Are Topical Antibiotics Necessary for Intravitreal Injections?
With intravitreal injection (IVTI) surpassing cataract surgery as the most common ophthalmic procedure in 2010, it is projected that the number of injections in the United States will approach 6 million in 2016. A survey by the American Society of Retina Specialists suggests that over 90% of ophthalmologists use antibiotics after IVTIs.
It is estimated that more than 96% of cataract surgeons use antibiotics, based on the rationale that the vitreous is more vulnerable to infection than the anterior chamber. In contrast to cataract surgery, however, IVTIs are not a one-time procedure—but are performed repeatedly, producing multiple exposures to antibiotics. According to Stephen J. Kim, MD, there is no justification for routine use topical ophthalmic antibiotics in the setting of IVTIs. “There is no evidence that such a practice reduces rates of endophthalmitis,” he said.

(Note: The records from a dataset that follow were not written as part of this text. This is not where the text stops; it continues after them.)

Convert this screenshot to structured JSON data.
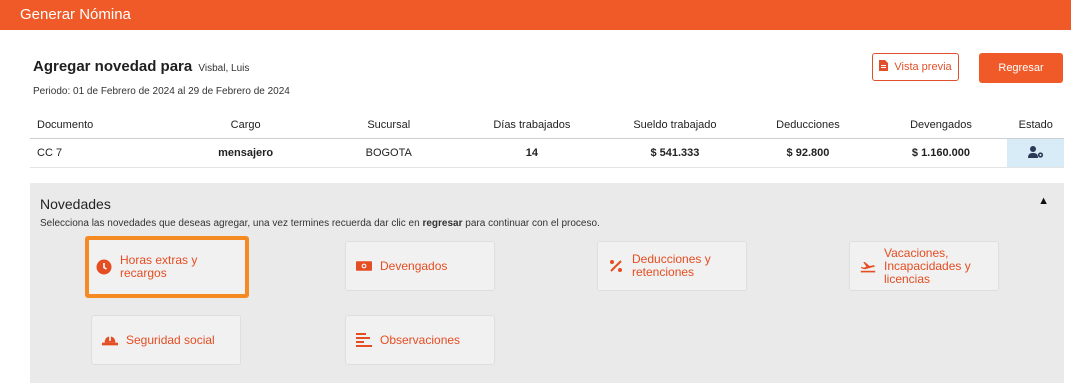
{
  "app": {
    "title": "Generar Nómina"
  },
  "header": {
    "title": "Agregar novedad para",
    "employee_name": "Visbal, Luis",
    "period": "Periodo: 01 de Febrero de 2024 al 29 de Febrero de 2024"
  },
  "actions": {
    "preview_label": "Vista previa",
    "back_label": "Regresar"
  },
  "table": {
    "headers": [
      "Documento",
      "Cargo",
      "Sucursal",
      "Días trabajados",
      "Sueldo trabajado",
      "Deducciones",
      "Devengados",
      "Estado"
    ],
    "row": {
      "documento": "CC 7",
      "cargo": "mensajero",
      "sucursal": "BOGOTA",
      "dias": "14",
      "sueldo": "$ 541.333",
      "deducciones": "$ 92.800",
      "devengados": "$ 1.160.000"
    }
  },
  "panel": {
    "title": "Novedades",
    "desc_before": "Selecciona las novedades que deseas agregar, una vez termines recuerda dar clic en ",
    "desc_bold": "regresar",
    "desc_after": " para continuar con el proceso.",
    "toggle_icon": "caret-up-icon",
    "tiles": [
      {
        "label": "Horas extras y recargos",
        "icon": "clock-icon",
        "selected": true
      },
      {
        "label": "Devengados",
        "icon": "money-icon"
      },
      {
        "label": "Deducciones y retenciones",
        "icon": "percent-icon"
      },
      {
        "label": "Vacaciones, Incapacidades y licencias",
        "icon": "plane-icon"
      },
      {
        "label": "Seguridad social",
        "icon": "hardhat-icon"
      },
      {
        "label": "Observaciones",
        "icon": "list-icon"
      }
    ]
  },
  "colors": {
    "brand": "#f05a28",
    "tile_text": "#e54d22",
    "selected_border": "#f58a23",
    "estado_bg": "#d8ecf8"
  }
}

Does the use of topicals for IVTI promote resistance? Dr. Kim discussed how the routine practice of short-term and repeated exposure of ocular and nasopharyngeal flora to topical antibiotics may select for drug-resistant bacterial strains. He described the result of 2 studies during the Sunday symposium on drug resistance.
Dr. Kim was an investigator in a small randomized controlled longitudinal study designed to investigate possible changes in antibiotic resistance patterns after repeated exposure of ocular and nasopharyngeal flora to topical antibiotics in patients receiving IVTIs for choroidal neovascularization. Patients were randomized to 1 of 4 antibiotics: ofloxacin, azithromycin, gatifloxacin, or moxifloxacin. At baseline, substantial levels of resistance were already present in ocular and central nervous system isolates, which further increased during the course of the study.
A distinct pattern. Interestingly, a distinct pattern also emerged. Subjects who received topical fluoroquinolones developed an increasing resistance to third- and fourth-generation fluoroquinolones, as well as an alarming resistance to macrolides, Dr. Kim said. On the other hand, subjects randomized to azithromycin showed an increasing resistance to macrolides but a decreasing resistance to fluoroquinolones.
A growing resistance. In a separate controlled longitudinal study, Dr. Kim demonstrated that conjunctival Staphylococcus epidermidis repeatedly exposed to fluoroquinolone or azithromycin antibiotics rapidly develop resistance. At baseline, approximately 24% of isolates from control eyes were sensitive to all 16 antibiotics studied, compared just with 3% from treated eyes (p < .01). In addition, 69% and 90% of isolates from control and treated eyes, respectively, were resistant to 3 or more antibiotics. A small percentage of isolates were also resistant to 8, 9, or 10 varieties of antibiotics.
Dr. Kim cautioned that the overuse of antibiotics promotes bacterial resistance, which is a major public health concern for our patients. “Better antibiotic stewardship is in all of our best interest,” he concluded.—Keng Jin Lee
Financial disclosures. Dr. Kim: None.